◆ **Excerpted data**
········
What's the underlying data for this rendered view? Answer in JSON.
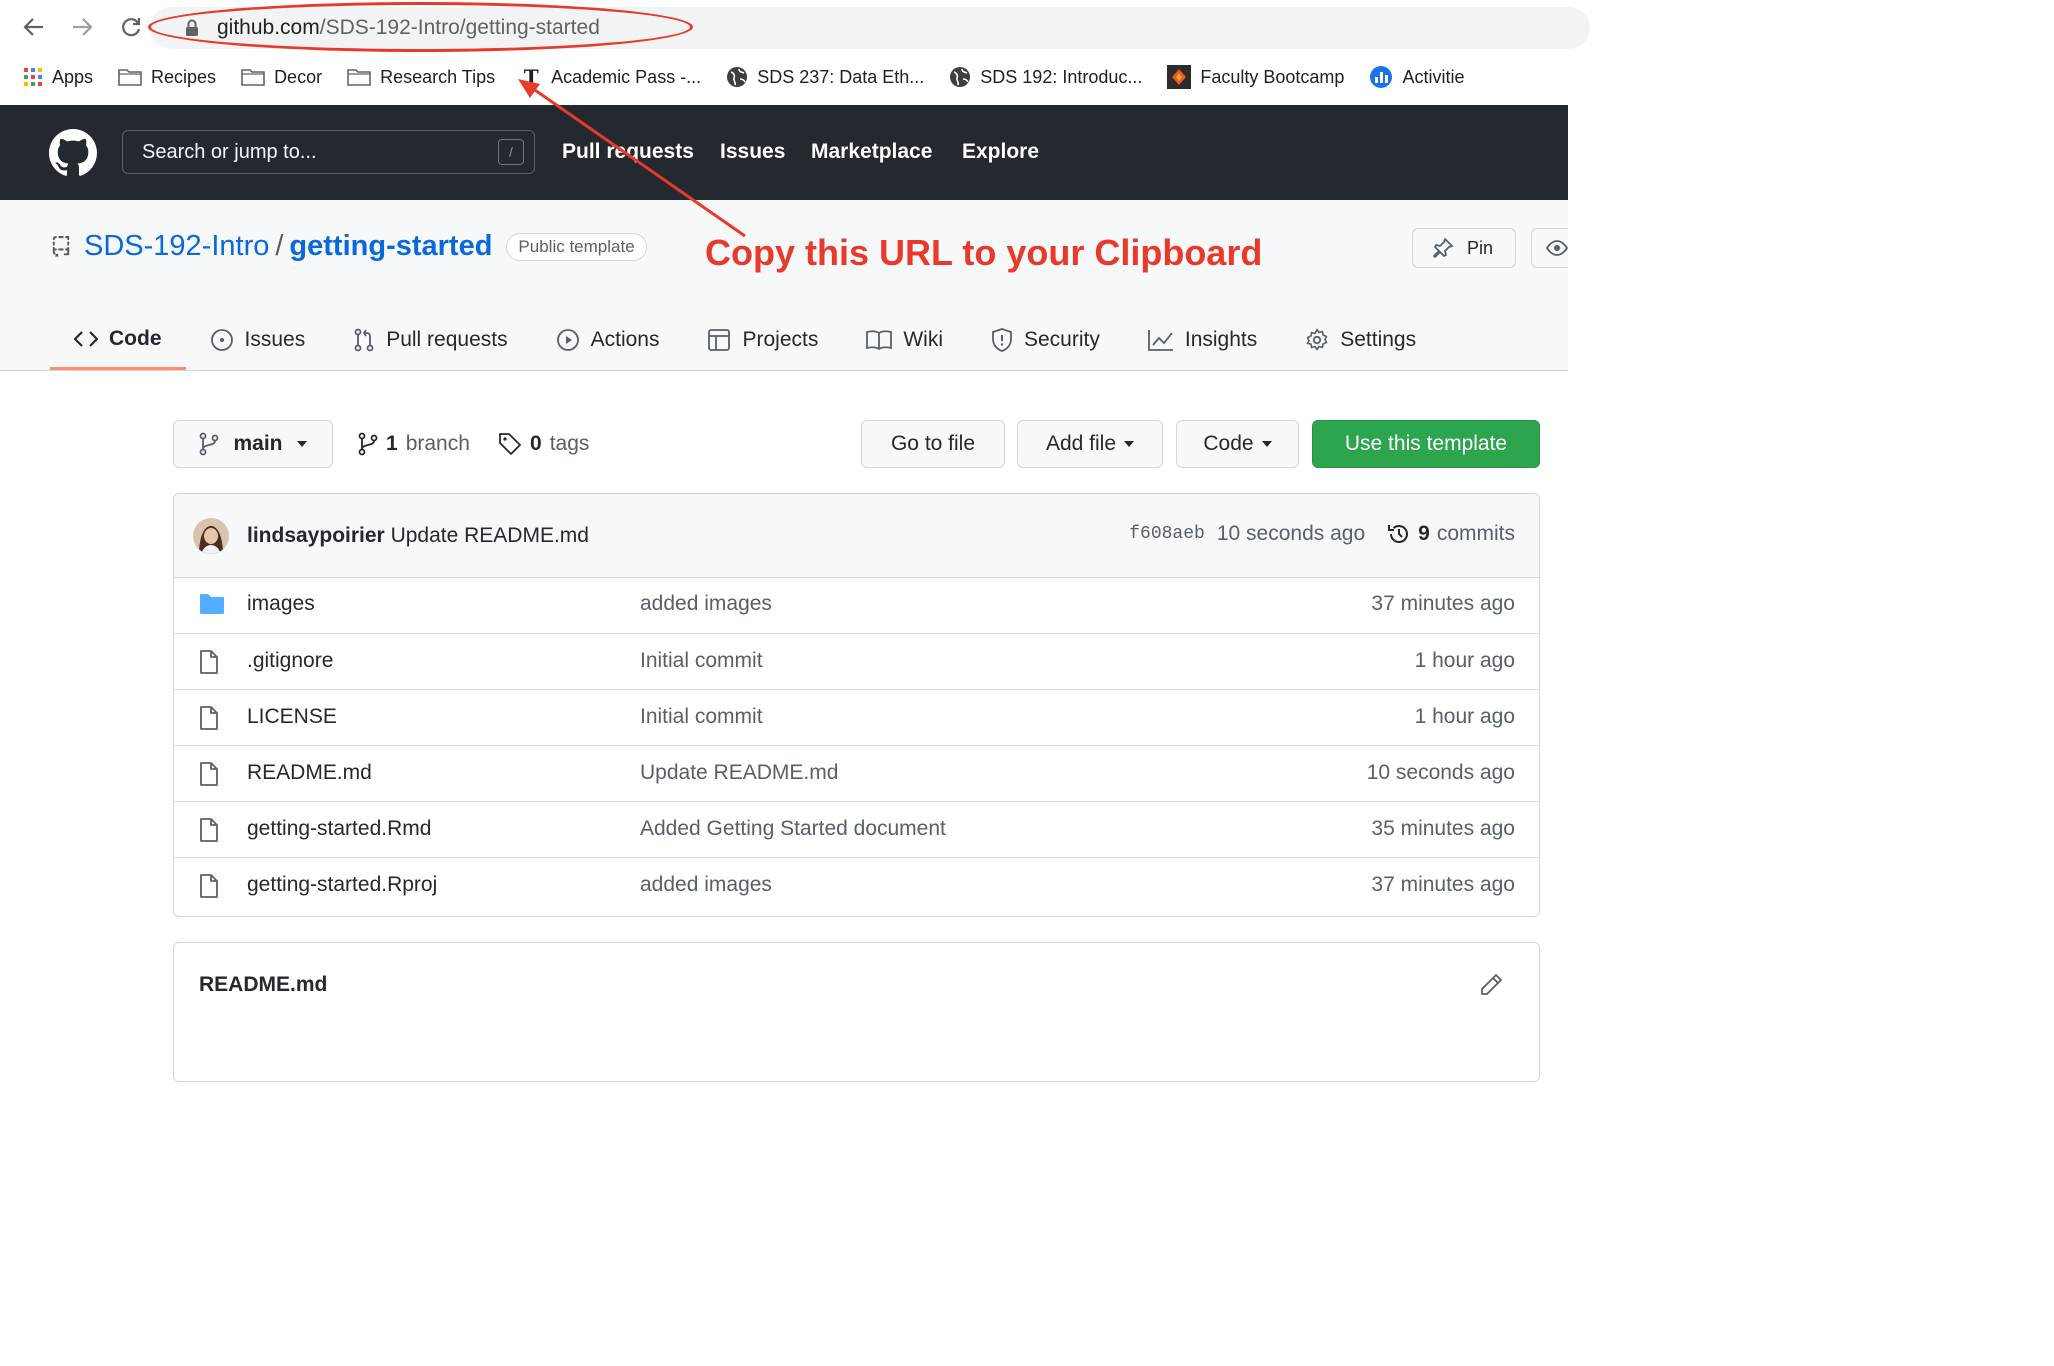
{
  "browser": {
    "url_host": "github.com",
    "url_path": "/SDS-192-Intro/getting-started",
    "bookmarks": [
      "Apps",
      "Recipes",
      "Decor",
      "Research Tips",
      "Academic Pass -...",
      "SDS 237: Data Eth...",
      "SDS 192: Introduc...",
      "Faculty Bootcamp",
      "Activitie"
    ]
  },
  "gh_header": {
    "search_placeholder": "Search or jump to...",
    "slash_key": "/",
    "links": [
      "Pull requests",
      "Issues",
      "Marketplace",
      "Explore"
    ]
  },
  "repo": {
    "owner": "SDS-192-Intro",
    "separator": "/",
    "name": "getting-started",
    "badge": "Public template",
    "pin_label": "Pin"
  },
  "annotation": {
    "text": "Copy this URL to your Clipboard",
    "color": "#e8392a"
  },
  "tabs": [
    "Code",
    "Issues",
    "Pull requests",
    "Actions",
    "Projects",
    "Wiki",
    "Security",
    "Insights",
    "Settings"
  ],
  "file_nav": {
    "branch": "main",
    "branch_count": "1",
    "branch_label": "branch",
    "tag_count": "0",
    "tag_label": "tags",
    "go_to_file": "Go to file",
    "add_file": "Add file",
    "code": "Code",
    "use_template": "Use this template",
    "accent": "#2da44e"
  },
  "latest_commit": {
    "author": "lindsaypoirier",
    "message": "Update README.md",
    "sha": "f608aeb",
    "age": "10 seconds ago",
    "commit_count": "9",
    "commit_label": "commits"
  },
  "files": [
    {
      "name": "images",
      "message": "added images",
      "age": "37 minutes ago",
      "type": "folder"
    },
    {
      "name": ".gitignore",
      "message": "Initial commit",
      "age": "1 hour ago",
      "type": "file"
    },
    {
      "name": "LICENSE",
      "message": "Initial commit",
      "age": "1 hour ago",
      "type": "file"
    },
    {
      "name": "README.md",
      "message": "Update README.md",
      "age": "10 seconds ago",
      "type": "file"
    },
    {
      "name": "getting-started.Rmd",
      "message": "Added Getting Started document",
      "age": "35 minutes ago",
      "type": "file"
    },
    {
      "name": "getting-started.Rproj",
      "message": "added images",
      "age": "37 minutes ago",
      "type": "file"
    }
  ],
  "readme": {
    "title": "README.md"
  }
}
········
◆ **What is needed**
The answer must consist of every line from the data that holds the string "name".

◆ **Answer section**
    "name": "getting-started",
      "name": "images",
      "name": ".gitignore",
      "name": "LICENSE",
      "name": "README.md",
      "name": "getting-started.Rmd",
      "name": "getting-started.Rproj",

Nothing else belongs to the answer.